More and more, alternative medicine practitioners are offering unproven, almost certainly ineffective, and potentially dangerous stem cell therapies. How are they doing it?
Over the weekend YouTube deleted the Natural News channel, which is the video arm of Mike Adams' online quackery empire. Adams, not surprisingly is ranting about "censorship." it's not.
For the last few days, real life concerns over keeping his lab funded have shockingly interfered with Orac's blogging. Being the benevolent blogmaster that he is, Orac has decided to open the floodgates with an open thread. Create your own Insolence. And, hey, let's be careful out there. And don't push each other's buttons (too much).
In the online echo chamber promoting alternative medicine, there are varying degrees of deception. There are true believers (who are often victims), entrepreneurs (who are often true believers who found a profitable business), and scammers. The categories are not mutually exclusive.

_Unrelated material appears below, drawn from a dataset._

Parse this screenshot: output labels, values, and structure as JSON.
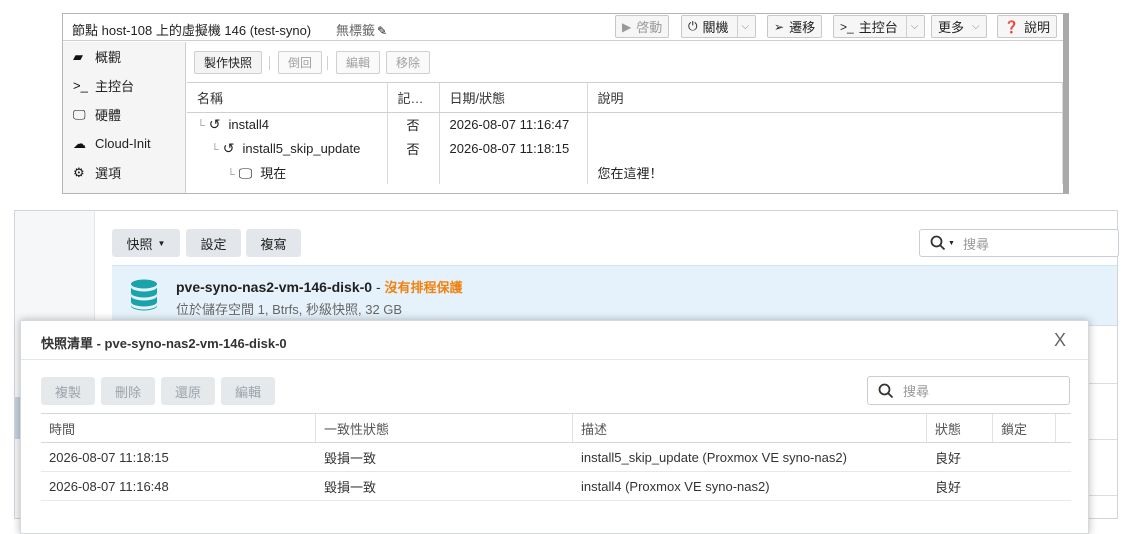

Quackery has thoroughly infiltrated medical academia in the form of "integrative medicine." So what's worse than Harvard offering an acupuncture course? It might be Duke offering a reflexology and reiki course.
In the US, there is an unfortunate attitude that the parents own their children. When the parents are religious zealots belonging to a church like the Followers of Christ, which believes in prayer instead of medicine, the results are tragic. Unfortunately, we as a society value religious freedom more than children.
A couple of weeks ago, I was interviewed by the a reporter from the Georgetown student newsletter about its integrative medicine program. It got me to thinking how delusion that one’s work is science-based can lead to collaborations with New Age “quantum” mystics like Deepak Chopra. "Integrative medicine" doctors engaging in what I like to refer to as quackademic medicine all claim to be "evidence-based" or "science-based." The words apparently do not mean what integrative medicine academics think they mean.
Nearly six years ago, I learned of parents who treated their children's autism by feeding them "Miracle Mineral Solution"—or even giving it to them in enemas. It turns out that MMS is a strong bleach. I had thought this cult of bleaching away autism had gone away. I was wrong. Incredibly, parents are still giving their children bleach enemas and tearing up their colons.
Last week, California Secretary of State Alex Padilla approved a ballot initiative to collect signatures that would, if passed, reverse school vaccine mandates, ban GMOs, and demonize chemicals. It sounds like something Mike Adams would have written. Fortunately, 365,880 signatures of registered voters are needed, which makes it unlikely that this will pass.